Training programs are a major tool of labor market policies in OECD countries. I use a unique panel data set on the labor market experience of individual German workers between 2000 and 2002 to estimate a dynamic model of search and training, which allows me to quantify the impact of training programs and unemployment benefits on employment, unemployment, output, and the government expenditures.
The model extends Ljungqvist and Sargent (JPE, 1998) by incorporating a training decision and a broader menu of unemployment benefits. Government-sponsored training programs feature a key trade-off with respect to unemployment insurance programs: they offer more generous unemployment benefits but require more time and effort from workers to generate higher skills. As a result, unemployed workers with different human capital and benefits make different decisions about training, search, and job acceptance.
I use the model to quantitatively study the recent reforms implemented in Germany and run more counterfactual experiments. I simulate the transition path under back-to-back unexpected reforms in 2003-2006 and find the dynamics of the model's unemployment rates are close to the data. In a counterfactual experiment in which I model an economy with a German-like training system and a US-like unemployment benefit structure (roughly, benefits are lower), I find that employment and output rise substantially.
By Robert DeYoung, Emma Y. Peng and Meng Yan (RWP10-02 January 2010)

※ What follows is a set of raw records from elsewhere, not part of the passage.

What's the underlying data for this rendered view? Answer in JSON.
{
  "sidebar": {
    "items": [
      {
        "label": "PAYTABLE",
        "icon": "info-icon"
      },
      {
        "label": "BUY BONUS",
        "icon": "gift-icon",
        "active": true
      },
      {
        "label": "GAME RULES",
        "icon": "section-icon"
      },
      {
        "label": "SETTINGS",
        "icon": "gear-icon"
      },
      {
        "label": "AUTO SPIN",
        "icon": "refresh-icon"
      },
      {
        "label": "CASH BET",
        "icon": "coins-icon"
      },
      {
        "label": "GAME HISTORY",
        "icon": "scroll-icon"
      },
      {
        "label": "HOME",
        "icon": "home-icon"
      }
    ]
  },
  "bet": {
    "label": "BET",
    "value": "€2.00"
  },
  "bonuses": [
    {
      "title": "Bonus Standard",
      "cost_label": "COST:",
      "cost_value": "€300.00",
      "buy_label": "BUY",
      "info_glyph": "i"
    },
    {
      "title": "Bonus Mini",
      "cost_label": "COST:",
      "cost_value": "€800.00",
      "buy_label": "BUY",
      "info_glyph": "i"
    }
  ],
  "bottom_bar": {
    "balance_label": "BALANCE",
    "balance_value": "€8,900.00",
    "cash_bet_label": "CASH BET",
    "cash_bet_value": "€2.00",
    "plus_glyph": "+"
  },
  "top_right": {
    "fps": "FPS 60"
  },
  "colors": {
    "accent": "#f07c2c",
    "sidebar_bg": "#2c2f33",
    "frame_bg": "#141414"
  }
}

This study examines whether and how the terms of CEO compensation contracts at large commercial banks between 1994 and 2006 influenced, or were influenced by, the risky business policy decisions made by these firms. We find strong evidence that bank CEOs responded to contractual risk-taking incentives by taking more risk; bank boards altered CEO compensation to encourage executives to exploit new growth opportunities; and bank boards set CEO incentives in a manner designed to moderate excessive risk-taking. These relationships are strongest during the second half of our sample, after deregulation and technological change had expanded banks' capacities for risk-taking.
By Stephen G. Cecchetti and Craig S. Hakkio (RWP10-01 January 2010)

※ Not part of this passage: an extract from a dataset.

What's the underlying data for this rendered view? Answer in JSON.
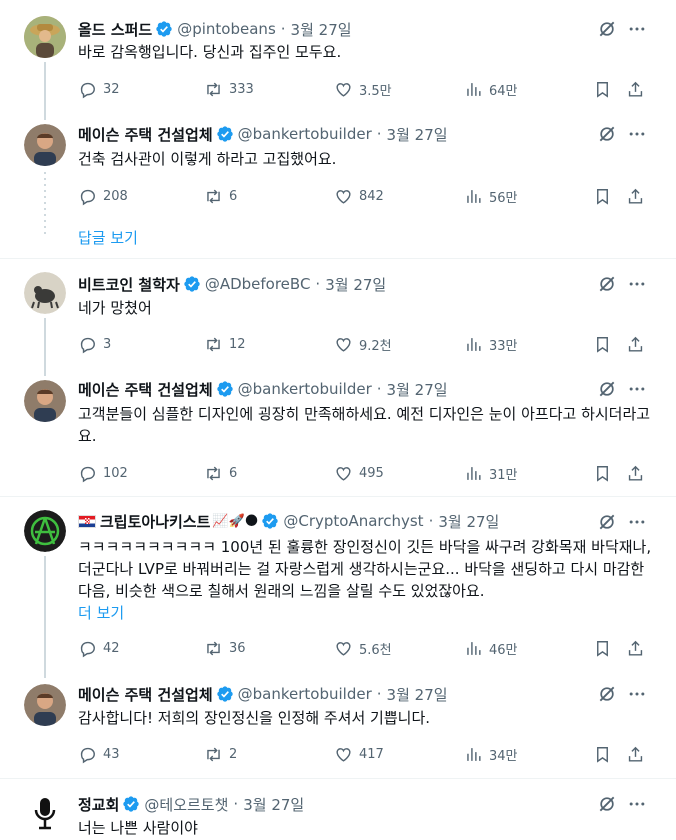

Transparency is one of the biggest innovations in central bank policy of the past quarter century. Modern central bankers believe that they should be as clear about their objectives and actions as possible. However, is greater transparency always beneficial? Recent work suggests that when private agents have diverse sources of information, public information can cause them to overreact to the signals from the central bank, leading the economy to be too sensitive to common forecast errors. Greater transparency could be destabilizing. While this theoretical result has clear intuitive appeal, it turns on a combination of assumptions and conditions, so it remains to be established that it is of empirical relevance.
In this paper we study the degree to which increased information about monetary policy might lead to individuals coordinating their forecasts. Specifically, we estimate a series of simple models to measure the impact of inflation targeting on the dispersion of private sector forecasts of inflation. Using a panel data set that includes 15 countries over 20 years we find no convincing evidence that adopting an inflation targeting regime leads to a reduction in the dispersion of private sector forecasts of inflation. While for some specifications adoption of inflation target does seem to reduce the standard deviation of inflation forecasts, the impact is rarely precise and always small.